Task instructions — Every entry must be given again exactly as it is written.

[Data about app and page elements]
════
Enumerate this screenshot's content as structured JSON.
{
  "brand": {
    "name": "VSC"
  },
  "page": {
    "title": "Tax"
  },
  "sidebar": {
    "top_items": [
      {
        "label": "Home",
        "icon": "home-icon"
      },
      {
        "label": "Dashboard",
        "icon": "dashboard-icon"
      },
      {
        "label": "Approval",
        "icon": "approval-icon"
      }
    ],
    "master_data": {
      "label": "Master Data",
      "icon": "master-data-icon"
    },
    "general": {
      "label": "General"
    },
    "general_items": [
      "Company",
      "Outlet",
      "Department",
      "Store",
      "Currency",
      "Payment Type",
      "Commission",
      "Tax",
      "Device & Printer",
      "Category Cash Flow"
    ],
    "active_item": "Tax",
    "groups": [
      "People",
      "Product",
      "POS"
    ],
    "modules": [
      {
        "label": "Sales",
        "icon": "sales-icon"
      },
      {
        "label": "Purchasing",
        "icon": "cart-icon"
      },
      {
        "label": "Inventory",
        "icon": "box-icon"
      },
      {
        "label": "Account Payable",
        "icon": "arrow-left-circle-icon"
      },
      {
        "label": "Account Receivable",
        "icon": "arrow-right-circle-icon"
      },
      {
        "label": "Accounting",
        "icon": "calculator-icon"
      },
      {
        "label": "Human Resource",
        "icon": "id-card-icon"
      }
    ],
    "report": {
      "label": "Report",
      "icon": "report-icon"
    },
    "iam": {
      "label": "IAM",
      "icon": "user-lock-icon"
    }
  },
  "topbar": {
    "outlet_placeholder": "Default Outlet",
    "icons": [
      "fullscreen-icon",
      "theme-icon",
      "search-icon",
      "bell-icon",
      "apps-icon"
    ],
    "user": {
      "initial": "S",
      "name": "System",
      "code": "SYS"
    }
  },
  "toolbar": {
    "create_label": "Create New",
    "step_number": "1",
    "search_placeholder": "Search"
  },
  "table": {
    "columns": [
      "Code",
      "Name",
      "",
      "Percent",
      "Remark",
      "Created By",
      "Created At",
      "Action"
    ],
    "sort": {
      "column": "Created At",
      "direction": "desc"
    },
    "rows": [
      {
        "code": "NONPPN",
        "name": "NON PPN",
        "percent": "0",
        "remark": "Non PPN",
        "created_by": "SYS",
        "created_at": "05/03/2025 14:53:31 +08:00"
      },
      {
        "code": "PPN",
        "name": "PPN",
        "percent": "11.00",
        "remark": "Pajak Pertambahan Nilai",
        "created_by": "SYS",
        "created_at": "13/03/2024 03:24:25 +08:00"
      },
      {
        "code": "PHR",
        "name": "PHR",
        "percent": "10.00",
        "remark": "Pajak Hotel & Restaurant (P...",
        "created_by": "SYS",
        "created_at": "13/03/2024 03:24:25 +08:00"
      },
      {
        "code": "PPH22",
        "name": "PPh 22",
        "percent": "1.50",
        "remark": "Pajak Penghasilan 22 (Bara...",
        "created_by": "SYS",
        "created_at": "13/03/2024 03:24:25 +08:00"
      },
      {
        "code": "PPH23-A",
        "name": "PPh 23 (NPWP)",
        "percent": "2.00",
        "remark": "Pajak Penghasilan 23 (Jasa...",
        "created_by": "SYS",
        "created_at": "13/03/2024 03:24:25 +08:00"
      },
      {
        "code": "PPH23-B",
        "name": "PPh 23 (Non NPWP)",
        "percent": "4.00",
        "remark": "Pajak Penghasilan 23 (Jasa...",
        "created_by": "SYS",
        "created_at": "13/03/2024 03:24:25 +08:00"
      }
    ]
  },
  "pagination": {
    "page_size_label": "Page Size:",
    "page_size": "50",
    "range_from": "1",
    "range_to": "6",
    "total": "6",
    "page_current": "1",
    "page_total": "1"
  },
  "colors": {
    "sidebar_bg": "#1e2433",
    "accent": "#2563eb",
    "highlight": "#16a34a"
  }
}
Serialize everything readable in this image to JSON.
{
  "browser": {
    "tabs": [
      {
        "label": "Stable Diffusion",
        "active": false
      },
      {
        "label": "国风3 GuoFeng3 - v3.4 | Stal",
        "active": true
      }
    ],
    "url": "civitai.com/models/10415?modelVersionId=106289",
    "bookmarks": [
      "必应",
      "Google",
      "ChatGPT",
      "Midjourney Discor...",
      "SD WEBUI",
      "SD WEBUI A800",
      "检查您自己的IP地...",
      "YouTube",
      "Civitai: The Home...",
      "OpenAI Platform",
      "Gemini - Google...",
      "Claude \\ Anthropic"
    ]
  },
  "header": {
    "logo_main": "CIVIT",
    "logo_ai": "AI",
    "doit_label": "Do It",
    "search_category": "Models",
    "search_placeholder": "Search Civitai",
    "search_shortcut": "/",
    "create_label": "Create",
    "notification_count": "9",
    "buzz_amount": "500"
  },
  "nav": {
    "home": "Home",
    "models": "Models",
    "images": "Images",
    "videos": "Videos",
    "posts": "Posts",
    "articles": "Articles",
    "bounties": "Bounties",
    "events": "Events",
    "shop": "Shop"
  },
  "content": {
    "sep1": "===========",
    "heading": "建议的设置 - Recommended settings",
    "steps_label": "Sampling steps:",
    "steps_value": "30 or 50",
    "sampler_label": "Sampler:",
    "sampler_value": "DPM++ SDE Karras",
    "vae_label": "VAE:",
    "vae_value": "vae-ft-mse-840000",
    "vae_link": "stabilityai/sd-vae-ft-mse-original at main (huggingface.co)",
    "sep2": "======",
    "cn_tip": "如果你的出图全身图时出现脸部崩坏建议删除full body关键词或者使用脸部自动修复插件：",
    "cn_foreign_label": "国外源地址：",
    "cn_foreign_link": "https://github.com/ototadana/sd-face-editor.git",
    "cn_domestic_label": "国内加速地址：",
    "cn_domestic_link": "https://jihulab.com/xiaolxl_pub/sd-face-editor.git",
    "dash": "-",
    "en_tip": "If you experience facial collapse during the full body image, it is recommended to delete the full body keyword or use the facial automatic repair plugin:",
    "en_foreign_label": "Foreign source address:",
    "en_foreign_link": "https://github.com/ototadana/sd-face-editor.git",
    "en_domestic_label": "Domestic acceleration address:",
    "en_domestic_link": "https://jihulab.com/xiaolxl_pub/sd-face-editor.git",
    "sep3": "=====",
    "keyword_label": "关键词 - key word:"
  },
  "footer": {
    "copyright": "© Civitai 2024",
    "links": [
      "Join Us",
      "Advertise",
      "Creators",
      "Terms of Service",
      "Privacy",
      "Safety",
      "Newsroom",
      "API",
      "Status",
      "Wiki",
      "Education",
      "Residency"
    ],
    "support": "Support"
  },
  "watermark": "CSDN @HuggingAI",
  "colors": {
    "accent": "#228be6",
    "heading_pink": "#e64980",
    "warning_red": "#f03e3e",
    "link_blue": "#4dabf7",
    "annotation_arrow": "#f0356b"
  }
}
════
Response for this exercise —
Enumerate this screenshot's content as structured JSON.
{
  "brand": {
    "name": "VSC"
  },
  "page": {
    "title": "Tax"
  },
  "sidebar": {
    "top_items": [
      {
        "label": "Home",
        "icon": "home-icon"
      },
      {
        "label": "Dashboard",
        "icon": "dashboard-icon"
      },
      {
        "label": "Approval",
        "icon": "approval-icon"
      }
    ],
    "master_data": {
      "label": "Master Data",
      "icon": "master-data-icon"
    },
    "general": {
      "label": "General"
    },
    "general_items": [
      "Company",
      "Outlet",
      "Department",
      "Store",
      "Currency",
      "Payment Type",
      "Commission",
      "Tax",
      "Device & Printer",
      "Category Cash Flow"
    ],
    "active_item": "Tax",
    "groups": [
      "People",
      "Product",
      "POS"
    ],
    "modules": [
      {
        "label": "Sales",
        "icon": "sales-icon"
      },
      {
        "label": "Purchasing",
        "icon": "cart-icon"
      },
      {
        "label": "Inventory",
        "icon": "box-icon"
      },
      {
        "label": "Account Payable",
        "icon": "arrow-left-circle-icon"
      },
      {
        "label": "Account Receivable",
        "icon": "arrow-right-circle-icon"
      },
      {
        "label": "Accounting",
        "icon": "calculator-icon"
      },
      {
        "label": "Human Resource",
        "icon": "id-card-icon"
      }
    ],
    "report": {
      "label": "Report",
      "icon": "report-icon"
    },
    "iam": {
      "label": "IAM",
      "icon": "user-lock-icon"
    }
  },
  "topbar": {
    "outlet_placeholder": "Default Outlet",
    "icons": [
      "fullscreen-icon",
      "theme-icon",
      "search-icon",
      "bell-icon",
      "apps-icon"
    ],
    "user": {
      "initial": "S",
      "name": "System",
      "code": "SYS"
    }
  },
  "toolbar": {
    "create_label": "Create New",
    "step_number": "1",
    "search_placeholder": "Search"
  },
  "table": {
    "columns": [
      "Code",
      "Name",
      "",
      "Percent",
      "Remark",
      "Created By",
      "Created At",
      "Action"
    ],
    "sort": {
      "column": "Created At",
      "direction": "desc"
    },
    "rows": [
      {
        "code": "NONPPN",
        "name": "NON PPN",
        "percent": "0",
        "remark": "Non PPN",
        "created_by": "SYS",
        "created_at": "05/03/2025 14:53:31 +08:00"
      },
      {
        "code": "PPN",
        "name": "PPN",
        "percent": "11.00",
        "remark": "Pajak Pertambahan Nilai",
        "created_by": "SYS",
        "created_at": "13/03/2024 03:24:25 +08:00"
      },
      {
        "code": "PHR",
        "name": "PHR",
        "percent": "10.00",
        "remark": "Pajak Hotel & Restaurant (P...",
        "created_by": "SYS",
        "created_at": "13/03/2024 03:24:25 +08:00"
      },
      {
        "code": "PPH22",
        "name": "PPh 22",
        "percent": "1.50",
        "remark": "Pajak Penghasilan 22 (Bara...",
        "created_by": "SYS",
        "created_at": "13/03/2024 03:24:25 +08:00"
      },
      {
        "code": "PPH23-A",
        "name": "PPh 23 (NPWP)",
        "percent": "2.00",
        "remark": "Pajak Penghasilan 23 (Jasa...",
        "created_by": "SYS",
        "created_at": "13/03/2024 03:24:25 +08:00"
      },
      {
        "code": "PPH23-B",
        "name": "PPh 23 (Non NPWP)",
        "percent": "4.00",
        "remark": "Pajak Penghasilan 23 (Jasa...",
        "created_by": "SYS",
        "created_at": "13/03/2024 03:24:25 +08:00"
      }
    ]
  },
  "pagination": {
    "page_size_label": "Page Size:",
    "page_size": "50",
    "range_from": "1",
    "range_to": "6",
    "total": "6",
    "page_current": "1",
    "page_total": "1"
  },
  "colors": {
    "sidebar_bg": "#1e2433",
    "accent": "#2563eb",
    "highlight": "#16a34a"
  }
}
Serialize everything readable in this image to JSON.
{
  "browser": {
    "tabs": [
      {
        "label": "Stable Diffusion",
        "active": false
      },
      {
        "label": "国风3 GuoFeng3 - v3.4 | Stal",
        "active": true
      }
    ],
    "url": "civitai.com/models/10415?modelVersionId=106289",
    "bookmarks": [
      "必应",
      "Google",
      "ChatGPT",
      "Midjourney Discor...",
      "SD WEBUI",
      "SD WEBUI A800",
      "检查您自己的IP地...",
      "YouTube",
      "Civitai: The Home...",
      "OpenAI Platform",
      "Gemini - Google...",
      "Claude \\ Anthropic"
    ]
  },
  "header": {
    "logo_main": "CIVIT",
    "logo_ai": "AI",
    "doit_label": "Do It",
    "search_category": "Models",
    "search_placeholder": "Search Civitai",
    "search_shortcut": "/",
    "create_label": "Create",
    "notification_count": "9",
    "buzz_amount": "500"
  },
  "nav": {
    "home": "Home",
    "models": "Models",
    "images": "Images",
    "videos": "Videos",
    "posts": "Posts",
    "articles": "Articles",
    "bounties": "Bounties",
    "events": "Events",
    "shop": "Shop"
  },
  "content": {
    "sep1": "===========",
    "heading": "建议的设置 - Recommended settings",
    "steps_label": "Sampling steps:",
    "steps_value": "30 or 50",
    "sampler_label": "Sampler:",
    "sampler_value": "DPM++ SDE Karras",
    "vae_label": "VAE:",
    "vae_value": "vae-ft-mse-840000",
    "vae_link": "stabilityai/sd-vae-ft-mse-original at main (huggingface.co)",
    "sep2": "======",
    "cn_tip": "如果你的出图全身图时出现脸部崩坏建议删除full body关键词或者使用脸部自动修复插件：",
    "cn_foreign_label": "国外源地址：",
    "cn_foreign_link": "https://github.com/ototadana/sd-face-editor.git",
    "cn_domestic_label": "国内加速地址：",
    "cn_domestic_link": "https://jihulab.com/xiaolxl_pub/sd-face-editor.git",
    "dash": "-",
    "en_tip": "If you experience facial collapse during the full body image, it is recommended to delete the full body keyword or use the facial automatic repair plugin:",
    "en_foreign_label": "Foreign source address:",
    "en_foreign_link": "https://github.com/ototadana/sd-face-editor.git",
    "en_domestic_label": "Domestic acceleration address:",
    "en_domestic_link": "https://jihulab.com/xiaolxl_pub/sd-face-editor.git",
    "sep3": "=====",
    "keyword_label": "关键词 - key word:"
  },
  "footer": {
    "copyright": "© Civitai 2024",
    "links": [
      "Join Us",
      "Advertise",
      "Creators",
      "Terms of Service",
      "Privacy",
      "Safety",
      "Newsroom",
      "API",
      "Status",
      "Wiki",
      "Education",
      "Residency"
    ],
    "support": "Support"
  },
  "watermark": "CSDN @HuggingAI",
  "colors": {
    "accent": "#228be6",
    "heading_pink": "#e64980",
    "warning_red": "#f03e3e",
    "link_blue": "#4dabf7",
    "annotation_arrow": "#f0356b"
  }
}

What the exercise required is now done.